May you have survived tax week without any major disasters or anxiety attacks. April is just a killer on the checkbook with last year’s income tax payment due, this year’s first quarter income tax payments due, property taxes are delinquent on April 10th, if you have kids you’re paying for summer camp tuition, and then you’re also probably funding Health Savings Accounts and/or retirement accounts. It’s a lot of big checks. December is no easier: year-end tax planning, property taxes delinquent on December 10th, and then the holidays on top of it. It’s a lot of big checks.
Suggestions for managing bills and cash-flow
I’m a big believer in keeping as much cash at your disposal as possible and paying government entities on-time, but not early. No sense in giving someone free use of my money, especially if I might not owe as much as I’m predicting. How to do this is always the challenge.
First of all, there’s nothing worse than surprises, so eliminate them. Be in conversation with your accountant at least three times a year (March, June, and December, if not also September) and talk about your income, how much you’re paying in taxes (whether that’s per paycheck or quarterly payments), what your projections are for the year, and what big expenses you may have this year. That way, if you can adjust your quarterly payments so that they’re more in line with where you will end up at year’s end, the last check is smaller to write.
Second of all, create an account that is devoted to saving up for those “big checks” that happen annually or semi-annually or actually fund them. Set aside money for property taxes, go ahead and fund your Health Savings Accounts, and your retirement accounts. Get that money working for you.

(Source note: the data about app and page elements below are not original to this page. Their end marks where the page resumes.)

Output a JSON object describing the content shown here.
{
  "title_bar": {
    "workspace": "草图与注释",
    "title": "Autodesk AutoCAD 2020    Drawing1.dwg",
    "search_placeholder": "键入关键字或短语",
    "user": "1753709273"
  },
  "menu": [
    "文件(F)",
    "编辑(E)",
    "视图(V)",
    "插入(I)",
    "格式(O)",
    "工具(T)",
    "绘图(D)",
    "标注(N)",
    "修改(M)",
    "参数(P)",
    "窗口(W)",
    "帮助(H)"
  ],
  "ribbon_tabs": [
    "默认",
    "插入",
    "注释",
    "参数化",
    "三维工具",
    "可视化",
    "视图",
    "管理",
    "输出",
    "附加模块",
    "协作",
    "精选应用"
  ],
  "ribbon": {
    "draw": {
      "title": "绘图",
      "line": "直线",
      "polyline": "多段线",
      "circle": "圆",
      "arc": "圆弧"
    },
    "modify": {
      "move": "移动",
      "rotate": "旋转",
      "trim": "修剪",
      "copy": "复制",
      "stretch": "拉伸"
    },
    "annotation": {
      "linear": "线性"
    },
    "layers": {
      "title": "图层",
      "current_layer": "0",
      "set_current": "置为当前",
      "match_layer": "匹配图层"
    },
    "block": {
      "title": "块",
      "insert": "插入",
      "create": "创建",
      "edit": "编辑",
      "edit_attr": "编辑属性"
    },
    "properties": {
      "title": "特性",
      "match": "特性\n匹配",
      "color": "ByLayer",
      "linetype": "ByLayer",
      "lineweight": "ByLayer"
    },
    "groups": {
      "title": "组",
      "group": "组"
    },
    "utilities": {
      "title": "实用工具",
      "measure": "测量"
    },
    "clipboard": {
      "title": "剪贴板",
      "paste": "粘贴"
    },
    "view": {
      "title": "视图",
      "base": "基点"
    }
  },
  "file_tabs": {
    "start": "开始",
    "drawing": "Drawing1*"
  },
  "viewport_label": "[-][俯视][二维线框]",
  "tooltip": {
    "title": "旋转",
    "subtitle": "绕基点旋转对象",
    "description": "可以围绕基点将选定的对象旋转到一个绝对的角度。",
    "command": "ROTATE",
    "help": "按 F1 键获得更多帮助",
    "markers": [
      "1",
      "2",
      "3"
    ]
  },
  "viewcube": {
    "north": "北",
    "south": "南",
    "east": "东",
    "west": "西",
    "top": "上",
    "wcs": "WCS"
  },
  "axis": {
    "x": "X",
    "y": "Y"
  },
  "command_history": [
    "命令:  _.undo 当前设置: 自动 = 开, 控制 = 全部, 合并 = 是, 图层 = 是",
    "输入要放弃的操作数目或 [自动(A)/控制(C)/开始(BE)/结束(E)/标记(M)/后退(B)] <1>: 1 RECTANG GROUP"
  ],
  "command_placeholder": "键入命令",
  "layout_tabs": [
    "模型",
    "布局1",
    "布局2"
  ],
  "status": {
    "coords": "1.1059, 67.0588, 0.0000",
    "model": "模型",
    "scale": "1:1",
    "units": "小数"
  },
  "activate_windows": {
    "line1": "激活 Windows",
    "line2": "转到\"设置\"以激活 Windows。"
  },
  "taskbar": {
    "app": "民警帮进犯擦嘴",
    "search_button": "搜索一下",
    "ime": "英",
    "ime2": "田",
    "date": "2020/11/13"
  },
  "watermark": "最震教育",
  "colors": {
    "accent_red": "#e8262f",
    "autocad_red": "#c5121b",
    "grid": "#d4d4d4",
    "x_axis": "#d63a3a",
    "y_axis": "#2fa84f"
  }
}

Finally, if you’re behind on payments, create a debt repayment schedule and stick to it. Throw as much money at those debts as you can so you can get in “real time” on your payments. Sometimes just having a plan will make you feel more in control and capable.